The Guardian / October 5, 2023
Group says party ‘freed of the stain of antisemitism’ can promote two-state solution and reverse Tory apathy to Middle East.
An incoming Labour government “freed of the stain of antisemitism” can seek an Israeli settlement freeze, promote a two-state solution and call out democratic backsliding not only by the Palestinian Authority, but also by the Israeli government, according to a pamphlet from Labour Friends of Israel.
The pamphlet is designed to mark a breakpoint from Labour’s debilitating debates about antisemitism, and promote a detailed policy solution to the Israel-Palestine question around which the majority of people in the party can gather.
The current Labour party, the authors say, “is one free of the stain of antisemitism and anti-Zionism and cognizant to the threat posed by the Iranian regime to Britain and its allies, most especially Israel”.
The pamphlet, from the largest pro-Israel group in the party, is steadfast in defending Israel, but striking for the degree to which it is prepared to criticize the political direction of the current Israeli coalition and its call for an Israeli settlement freeze.
One of the authors, Michael Rubin, Labour Friends of Israel director, writes: “Benjamin Netanyahu’s self-serving efforts to emasculate the independence of the judiciary, and the repellent actions and rhetoric of his far-right allies, go beyond routine policy disagreements.
“They imperil both democratic norms and the rule of law. And they threaten what, for many of us, is so special about Israel’s character: not simply that it is the homeland of the Jewish people but that it is a beacon of democracy, the rule of law and minority rights in the Middle East.”
The cause for hope, Rubin writes, is that the Netanyahu government’s actions and character have produced a broad-based opposition movement.
The authors, who include MPs and academics, argue the Conservative party has shown “a stunning disinterest in the Middle East” with the abolition of the post of a dedicated Middle East minister. Labour should restore the post on day one of coming to power.
The authors support a settlement freeze “as part of a series of steps designed to narrow the parameters of the conflict and foster confidence”. That “must be accompanied by, and be part of a process involving, reciprocal confidence-building measures on the part of the Palestinian Authority and Arab states, especially Saudi Arabia”.
They call for Labour to stick by its plan to proscribe Iran’s Islamic Revolutionary Guards Corps, a position the Conservative government has resisted, despite backbench pressure.
It also proposes a British-led international fund for Israeli-Palestinian peace, modelled on peacebuilding in Ireland, as well as investment in an independent viable Palestinian state through renewed investment in the Palestinian Authority.
This should seek to end incitement and fight Palestinian corruption, including by publishing the annual review of the authority’s compliance with its aid agreement with the UK.
They call for a donors’ conference focused upon an emergency green infrastructure plan for Gaza, where unemployment is more than 40%, linked to a credible monitoring system to ensure Hamas does not divert reconstruction materials to military purposes.

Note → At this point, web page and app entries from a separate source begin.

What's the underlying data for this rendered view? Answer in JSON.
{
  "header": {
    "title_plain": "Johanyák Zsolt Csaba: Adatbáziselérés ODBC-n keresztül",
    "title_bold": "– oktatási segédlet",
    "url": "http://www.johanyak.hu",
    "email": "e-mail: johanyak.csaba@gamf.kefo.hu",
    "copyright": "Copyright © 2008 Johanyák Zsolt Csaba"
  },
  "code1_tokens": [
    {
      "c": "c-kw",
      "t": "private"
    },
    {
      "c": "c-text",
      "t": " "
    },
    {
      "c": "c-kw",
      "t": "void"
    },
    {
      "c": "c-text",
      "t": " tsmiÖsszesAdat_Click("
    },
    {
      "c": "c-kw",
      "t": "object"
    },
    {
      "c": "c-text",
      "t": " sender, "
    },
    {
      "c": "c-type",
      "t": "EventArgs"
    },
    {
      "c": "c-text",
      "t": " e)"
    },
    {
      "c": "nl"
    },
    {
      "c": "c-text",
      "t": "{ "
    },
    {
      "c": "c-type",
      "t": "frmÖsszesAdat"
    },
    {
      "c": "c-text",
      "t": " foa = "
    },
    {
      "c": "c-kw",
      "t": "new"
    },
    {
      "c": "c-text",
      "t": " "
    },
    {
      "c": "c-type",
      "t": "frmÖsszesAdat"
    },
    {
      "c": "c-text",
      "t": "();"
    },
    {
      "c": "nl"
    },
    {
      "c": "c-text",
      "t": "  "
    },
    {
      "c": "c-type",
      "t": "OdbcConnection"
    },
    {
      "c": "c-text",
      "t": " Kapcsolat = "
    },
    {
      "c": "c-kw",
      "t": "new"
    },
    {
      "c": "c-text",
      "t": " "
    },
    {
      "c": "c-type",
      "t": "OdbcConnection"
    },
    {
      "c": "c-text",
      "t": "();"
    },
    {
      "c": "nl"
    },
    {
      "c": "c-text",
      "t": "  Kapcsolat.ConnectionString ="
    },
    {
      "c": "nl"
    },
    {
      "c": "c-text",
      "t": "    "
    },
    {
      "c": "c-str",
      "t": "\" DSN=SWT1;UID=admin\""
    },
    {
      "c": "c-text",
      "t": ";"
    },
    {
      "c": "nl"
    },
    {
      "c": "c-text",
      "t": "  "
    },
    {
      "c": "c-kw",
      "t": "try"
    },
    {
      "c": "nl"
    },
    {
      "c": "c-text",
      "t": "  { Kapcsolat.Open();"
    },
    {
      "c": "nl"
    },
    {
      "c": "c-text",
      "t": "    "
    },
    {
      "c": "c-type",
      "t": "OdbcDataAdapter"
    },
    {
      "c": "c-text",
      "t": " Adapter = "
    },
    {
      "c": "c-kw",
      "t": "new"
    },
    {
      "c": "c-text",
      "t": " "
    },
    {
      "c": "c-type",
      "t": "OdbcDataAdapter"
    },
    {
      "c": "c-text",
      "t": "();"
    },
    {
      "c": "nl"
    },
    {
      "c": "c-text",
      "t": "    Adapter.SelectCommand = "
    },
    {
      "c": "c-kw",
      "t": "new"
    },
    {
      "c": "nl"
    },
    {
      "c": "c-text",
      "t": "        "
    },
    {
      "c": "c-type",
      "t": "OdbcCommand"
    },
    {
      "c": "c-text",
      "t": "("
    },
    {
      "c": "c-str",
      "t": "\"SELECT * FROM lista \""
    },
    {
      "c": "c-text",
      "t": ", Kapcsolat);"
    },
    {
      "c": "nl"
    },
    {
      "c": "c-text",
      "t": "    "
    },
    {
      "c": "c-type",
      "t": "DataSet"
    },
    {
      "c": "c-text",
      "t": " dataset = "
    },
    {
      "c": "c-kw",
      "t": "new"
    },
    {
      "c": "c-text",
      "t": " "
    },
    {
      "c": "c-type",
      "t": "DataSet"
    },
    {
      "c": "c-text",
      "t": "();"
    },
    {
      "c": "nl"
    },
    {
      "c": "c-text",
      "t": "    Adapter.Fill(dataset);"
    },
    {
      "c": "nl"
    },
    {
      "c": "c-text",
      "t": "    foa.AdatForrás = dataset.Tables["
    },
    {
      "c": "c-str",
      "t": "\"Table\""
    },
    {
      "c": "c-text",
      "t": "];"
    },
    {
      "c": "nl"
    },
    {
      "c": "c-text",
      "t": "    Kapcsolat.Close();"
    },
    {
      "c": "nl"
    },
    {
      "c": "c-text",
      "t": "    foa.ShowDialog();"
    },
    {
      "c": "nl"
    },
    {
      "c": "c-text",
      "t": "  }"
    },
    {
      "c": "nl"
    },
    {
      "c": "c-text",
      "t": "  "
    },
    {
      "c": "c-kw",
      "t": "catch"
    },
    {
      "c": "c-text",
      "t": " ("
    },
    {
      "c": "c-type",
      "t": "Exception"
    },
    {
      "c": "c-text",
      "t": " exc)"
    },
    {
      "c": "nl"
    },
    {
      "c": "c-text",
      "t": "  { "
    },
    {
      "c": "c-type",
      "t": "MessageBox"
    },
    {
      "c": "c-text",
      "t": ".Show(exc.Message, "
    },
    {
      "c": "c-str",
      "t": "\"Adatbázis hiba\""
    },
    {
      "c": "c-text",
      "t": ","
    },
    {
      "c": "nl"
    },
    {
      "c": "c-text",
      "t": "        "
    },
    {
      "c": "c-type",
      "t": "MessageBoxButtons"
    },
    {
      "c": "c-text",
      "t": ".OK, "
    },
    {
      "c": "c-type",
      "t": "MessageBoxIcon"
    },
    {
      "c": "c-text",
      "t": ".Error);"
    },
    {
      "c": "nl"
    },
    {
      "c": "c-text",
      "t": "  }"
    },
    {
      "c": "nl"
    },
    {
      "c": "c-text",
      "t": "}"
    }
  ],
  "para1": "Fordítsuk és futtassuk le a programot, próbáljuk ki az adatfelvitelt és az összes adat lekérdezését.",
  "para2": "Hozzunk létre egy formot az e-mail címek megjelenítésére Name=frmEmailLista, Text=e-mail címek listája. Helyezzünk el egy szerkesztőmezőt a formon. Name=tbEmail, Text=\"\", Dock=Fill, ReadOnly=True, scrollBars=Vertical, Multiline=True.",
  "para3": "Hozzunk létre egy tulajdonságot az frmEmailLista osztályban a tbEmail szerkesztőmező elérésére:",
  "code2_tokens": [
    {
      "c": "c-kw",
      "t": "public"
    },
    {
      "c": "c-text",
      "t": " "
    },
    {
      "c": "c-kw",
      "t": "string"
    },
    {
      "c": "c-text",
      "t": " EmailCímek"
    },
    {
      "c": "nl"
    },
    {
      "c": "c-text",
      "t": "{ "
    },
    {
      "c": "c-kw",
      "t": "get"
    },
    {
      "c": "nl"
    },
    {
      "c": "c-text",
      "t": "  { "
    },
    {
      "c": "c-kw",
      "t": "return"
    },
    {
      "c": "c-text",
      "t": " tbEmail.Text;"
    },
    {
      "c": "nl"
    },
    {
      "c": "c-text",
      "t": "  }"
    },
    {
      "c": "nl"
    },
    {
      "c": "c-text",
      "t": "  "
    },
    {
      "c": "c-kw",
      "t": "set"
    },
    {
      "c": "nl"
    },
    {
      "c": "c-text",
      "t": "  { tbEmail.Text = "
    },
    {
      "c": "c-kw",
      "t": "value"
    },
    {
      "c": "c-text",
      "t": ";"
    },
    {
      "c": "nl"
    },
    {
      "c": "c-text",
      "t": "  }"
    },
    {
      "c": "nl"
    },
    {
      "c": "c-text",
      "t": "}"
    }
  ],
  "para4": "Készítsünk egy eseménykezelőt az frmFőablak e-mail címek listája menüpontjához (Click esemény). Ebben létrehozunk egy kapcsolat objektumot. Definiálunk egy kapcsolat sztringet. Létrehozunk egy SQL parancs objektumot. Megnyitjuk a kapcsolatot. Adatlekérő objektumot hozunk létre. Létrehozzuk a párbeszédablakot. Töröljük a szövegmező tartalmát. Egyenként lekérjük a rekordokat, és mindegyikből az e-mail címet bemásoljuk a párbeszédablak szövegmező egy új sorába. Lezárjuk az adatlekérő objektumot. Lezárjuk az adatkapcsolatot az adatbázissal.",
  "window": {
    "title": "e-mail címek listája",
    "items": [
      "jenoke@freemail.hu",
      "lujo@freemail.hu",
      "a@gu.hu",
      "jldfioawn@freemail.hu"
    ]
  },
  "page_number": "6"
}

The report concedes that the UK alone has limited leverage, but can in conjunction with Europe help a Biden administration, especially if Israel is prepared to make concessions in return for a US-brokered normalization with Saudi Arabia.
But one of the authors, Toby Greene, a visiting fellow at LSE, warns maintaining a consensus in Labour will be difficult since “the extremism of the current Israeli government, the diplomatic vacuum, and the propensity for violent escalations, are likely to fuel the boycott, divestment and sanction movement, with all its divisive implications for Labour”.
On Wednesday, Labour headquarters was accused of censorship after it cut the words “end apartheid” from a Palestine Solidarity Campaign fringe meeting due to take place at its party conference next week.
Patrick Wintour is diplomatic editor for The Guardian